The company is a division of Gerdau, which manufactures SBQ steel at multiple locations in North and South America. The division is headquartered in Jackson, MI, and has steelmaking operations in Jackson and Monroe, MI, and Fort Smith, AR.
The two-stage project at Huntington began in 2011 with a $9-million capital investment completed in 2012 that included an inline induction-heated quench and tempering line for steel bar and tube products. The completion of that project gave Gerdau’s Huntington facility a fifth quench-and-temper line, bringing total capacity to 80,000 tons annually.
The second phase, nearly complete, was budget at $18 million and includes a new building and crane. It also introduces new equipment for steel bar turning and polishing, inspection, induction heat-treating, straightening, and cutting.
The expansion was supported by state and local tax incentives, the steelmaker has said.
Gerdau emphasized that the expansion will increase its ability to supply products that are growing in demand thanks to the automotive industry’s increasing preference for electric power steering (EPS) systems.

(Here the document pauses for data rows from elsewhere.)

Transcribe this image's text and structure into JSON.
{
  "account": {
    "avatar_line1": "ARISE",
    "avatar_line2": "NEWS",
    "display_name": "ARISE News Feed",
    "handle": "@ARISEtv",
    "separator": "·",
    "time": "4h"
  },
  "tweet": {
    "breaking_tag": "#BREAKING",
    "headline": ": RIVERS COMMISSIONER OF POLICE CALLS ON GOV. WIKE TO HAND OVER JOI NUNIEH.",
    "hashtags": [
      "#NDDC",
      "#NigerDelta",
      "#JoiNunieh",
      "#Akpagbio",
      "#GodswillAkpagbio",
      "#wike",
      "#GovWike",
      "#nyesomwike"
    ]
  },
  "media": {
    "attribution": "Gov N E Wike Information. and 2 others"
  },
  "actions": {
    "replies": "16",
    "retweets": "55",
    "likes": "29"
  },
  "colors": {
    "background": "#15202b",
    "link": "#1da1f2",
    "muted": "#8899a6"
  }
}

It cited IHS research indicating the rising demand for EPS systems, which use electric motors rather than hydraulic pumps to power the steering. The systems are lighter than HPS systems, making the vehicles an estimated 10-12% more fuel-efficient.
“The majority of new vehicles being produced in North America are utilizing electric powered steering,” stated Chris Easter, regional manager of technical services for Gerdau’s North American special steel division. “Consumers want vehicles that are more energy- and fuel-efficient, and EPS systems achieve this.”
Automotive manufacturers and suppliers will require higher volumes of heat-treated steel in order to supply the EPS systems, and Gerdau noted that having up to 15,000 ton/year of capacity for processing those materials at Huntington would save its customers the cost of third-party handling and treatment. It will also help to reduce lead-time on orders and reduce the total volume of work.
“This expansion really differentiates us from typical steel manufacturers that only produce long bars. It allows us to be a one-stop shop for our customers,” Easter stated. “We will now be able to produce hot-rolled SBQ steel bars in Monroe, heat-treat, turn, polish, and stress-relieve the bars in Huntington, and ship finished, cut-to-length pieces to our customers.”